IOUs, Bills, and Unemployment (Oh My)
At a Press Club luncheon yesterday, State Controller John Chiang estimated that he would begin issuing IOUs in “two to four weeks.” You probably remember that the Controller issued hundreds of thousands of IOUs last year about this time, when the budget adopted in February had gone severely sideways. This year, there isn’t any budget in place at all, sideways, diagonal, or inside-out. In fact, newspapers are reporting that the Big 5 haven’t met since mid-June, and legislative leaders haven’t met as a group yet this month.
But the Legislature is in action: both houses have been busy passing hundreds bills off their respective floors as the end the regular session approaches. These include such important measures as disallowing people from claiming to be certified athletic trainers without meeting certain criteria, making it illegal for condos to disallow people from using artificial turf, and making it an infraction or misdemeanor for people to enter animal enclosures at zoos, circuses, and aquariums. That said, the Legislature is considering many bills that would have a direct impact on counties, and staff here are busy working for their passage or rejection, as appropriate.
In national news, the Congressional Budget Office released their latest economic outlook early this morning. They note that the weak growth and high unemployment we have seen since the middle of 2009 is common in recoveries from recessions caused by financial crises, and that the large numbers of vacant houses and underused commercial and industrial space will be a drag on investment, slow income growth, and weigh on consumer spending.

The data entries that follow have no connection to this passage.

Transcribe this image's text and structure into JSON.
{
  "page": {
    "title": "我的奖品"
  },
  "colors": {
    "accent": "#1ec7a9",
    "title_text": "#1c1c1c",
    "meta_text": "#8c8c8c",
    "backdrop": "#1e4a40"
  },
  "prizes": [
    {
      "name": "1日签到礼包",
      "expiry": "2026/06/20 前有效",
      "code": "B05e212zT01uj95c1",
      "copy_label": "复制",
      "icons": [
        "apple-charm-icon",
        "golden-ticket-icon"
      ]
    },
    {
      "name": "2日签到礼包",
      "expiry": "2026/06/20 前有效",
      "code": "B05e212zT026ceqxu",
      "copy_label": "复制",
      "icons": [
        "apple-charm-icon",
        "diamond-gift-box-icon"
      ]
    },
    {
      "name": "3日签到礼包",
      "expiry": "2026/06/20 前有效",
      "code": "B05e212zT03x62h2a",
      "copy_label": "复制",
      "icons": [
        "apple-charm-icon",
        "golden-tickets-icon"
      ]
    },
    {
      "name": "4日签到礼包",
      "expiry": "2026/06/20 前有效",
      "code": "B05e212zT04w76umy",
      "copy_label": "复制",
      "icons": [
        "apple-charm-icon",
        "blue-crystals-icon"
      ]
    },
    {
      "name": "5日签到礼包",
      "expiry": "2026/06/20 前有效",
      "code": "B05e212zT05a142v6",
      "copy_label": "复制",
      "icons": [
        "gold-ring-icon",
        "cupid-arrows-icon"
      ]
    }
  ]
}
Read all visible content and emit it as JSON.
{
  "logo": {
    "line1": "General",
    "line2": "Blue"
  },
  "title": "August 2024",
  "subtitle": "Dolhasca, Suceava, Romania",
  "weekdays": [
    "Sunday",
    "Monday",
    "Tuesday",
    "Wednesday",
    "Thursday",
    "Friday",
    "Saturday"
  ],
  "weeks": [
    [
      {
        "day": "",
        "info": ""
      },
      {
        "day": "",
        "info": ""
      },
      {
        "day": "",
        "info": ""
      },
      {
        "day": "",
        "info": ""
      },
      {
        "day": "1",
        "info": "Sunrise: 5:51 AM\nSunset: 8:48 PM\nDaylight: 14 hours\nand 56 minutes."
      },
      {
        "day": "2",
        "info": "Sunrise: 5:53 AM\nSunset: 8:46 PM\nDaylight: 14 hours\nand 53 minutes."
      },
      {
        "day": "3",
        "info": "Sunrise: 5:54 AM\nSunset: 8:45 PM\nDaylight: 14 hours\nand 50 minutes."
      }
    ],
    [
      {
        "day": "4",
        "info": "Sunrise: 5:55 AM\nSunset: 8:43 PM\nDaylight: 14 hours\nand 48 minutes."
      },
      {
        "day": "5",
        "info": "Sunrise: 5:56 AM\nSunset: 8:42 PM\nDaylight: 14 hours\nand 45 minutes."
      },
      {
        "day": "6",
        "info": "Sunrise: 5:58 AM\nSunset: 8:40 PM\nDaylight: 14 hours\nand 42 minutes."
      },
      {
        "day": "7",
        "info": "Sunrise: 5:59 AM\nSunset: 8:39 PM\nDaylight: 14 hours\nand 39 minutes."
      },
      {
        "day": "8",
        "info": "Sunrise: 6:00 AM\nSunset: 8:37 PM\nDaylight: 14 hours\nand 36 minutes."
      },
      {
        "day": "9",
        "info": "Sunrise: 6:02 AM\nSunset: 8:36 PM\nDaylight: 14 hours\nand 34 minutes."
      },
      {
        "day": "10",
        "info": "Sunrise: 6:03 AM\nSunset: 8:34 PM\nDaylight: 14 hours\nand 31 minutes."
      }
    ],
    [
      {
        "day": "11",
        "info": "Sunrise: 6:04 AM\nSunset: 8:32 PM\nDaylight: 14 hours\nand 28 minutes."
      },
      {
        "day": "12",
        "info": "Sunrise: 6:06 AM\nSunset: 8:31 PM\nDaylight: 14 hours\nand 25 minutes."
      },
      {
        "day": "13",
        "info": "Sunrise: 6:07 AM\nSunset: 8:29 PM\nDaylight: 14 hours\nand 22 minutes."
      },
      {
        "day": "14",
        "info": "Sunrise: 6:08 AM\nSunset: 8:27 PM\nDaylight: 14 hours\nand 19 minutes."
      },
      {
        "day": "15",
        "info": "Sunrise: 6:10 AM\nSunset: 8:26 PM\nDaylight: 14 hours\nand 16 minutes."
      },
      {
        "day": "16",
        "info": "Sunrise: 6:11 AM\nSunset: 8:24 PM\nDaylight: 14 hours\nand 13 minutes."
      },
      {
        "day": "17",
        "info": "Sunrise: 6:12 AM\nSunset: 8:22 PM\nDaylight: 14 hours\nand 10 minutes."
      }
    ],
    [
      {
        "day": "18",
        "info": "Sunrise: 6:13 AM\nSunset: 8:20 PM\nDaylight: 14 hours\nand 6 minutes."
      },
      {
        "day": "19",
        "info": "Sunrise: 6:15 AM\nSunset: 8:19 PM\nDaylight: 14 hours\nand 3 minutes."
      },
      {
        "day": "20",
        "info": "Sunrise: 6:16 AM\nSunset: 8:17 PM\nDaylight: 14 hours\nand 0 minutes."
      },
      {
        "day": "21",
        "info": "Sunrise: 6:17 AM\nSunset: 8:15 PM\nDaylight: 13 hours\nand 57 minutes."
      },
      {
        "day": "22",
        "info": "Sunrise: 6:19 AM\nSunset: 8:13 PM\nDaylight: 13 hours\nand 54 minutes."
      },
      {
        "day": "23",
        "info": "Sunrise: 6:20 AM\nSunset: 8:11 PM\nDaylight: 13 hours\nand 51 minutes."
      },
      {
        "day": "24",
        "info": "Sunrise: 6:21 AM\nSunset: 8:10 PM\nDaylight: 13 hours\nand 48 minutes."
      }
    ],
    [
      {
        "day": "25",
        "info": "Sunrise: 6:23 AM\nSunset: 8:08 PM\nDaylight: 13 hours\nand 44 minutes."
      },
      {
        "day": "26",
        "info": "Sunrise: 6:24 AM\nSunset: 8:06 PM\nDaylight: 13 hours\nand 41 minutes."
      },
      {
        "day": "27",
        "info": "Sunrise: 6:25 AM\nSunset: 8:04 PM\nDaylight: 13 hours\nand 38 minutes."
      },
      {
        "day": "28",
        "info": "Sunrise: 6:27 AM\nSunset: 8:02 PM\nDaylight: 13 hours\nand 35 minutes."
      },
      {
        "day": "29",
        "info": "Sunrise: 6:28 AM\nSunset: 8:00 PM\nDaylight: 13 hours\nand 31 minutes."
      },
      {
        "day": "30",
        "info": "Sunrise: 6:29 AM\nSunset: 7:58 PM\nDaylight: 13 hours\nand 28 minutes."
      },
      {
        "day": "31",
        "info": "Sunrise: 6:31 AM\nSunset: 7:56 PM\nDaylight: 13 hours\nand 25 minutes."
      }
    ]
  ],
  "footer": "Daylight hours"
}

The result, they say, combined with the scheduled end of extraordinary federal aid, will mean slow (+2.0%) economic growth through 2011. This means unemployment rates will remain high, falling only to 8.8% at the end of 2011 and not falling to about 5% nationally until the end of 2014. They expect inflation to be about 1% this year and next and remain below 2% through 2014.
They note that these numbers could be improved by extending the current tax cuts, indexing the alternative minimum tax to inflation, and keeping federal government spending at its current high level, though these actions would have a negative effect on GDP and related economic numbers later in the decade because “the larger budget deficits would reduce investment in productive capital.” You can find a summary of the CBO’s economic update, as well as links to related documents (including a very interesting slideshow of charts), here.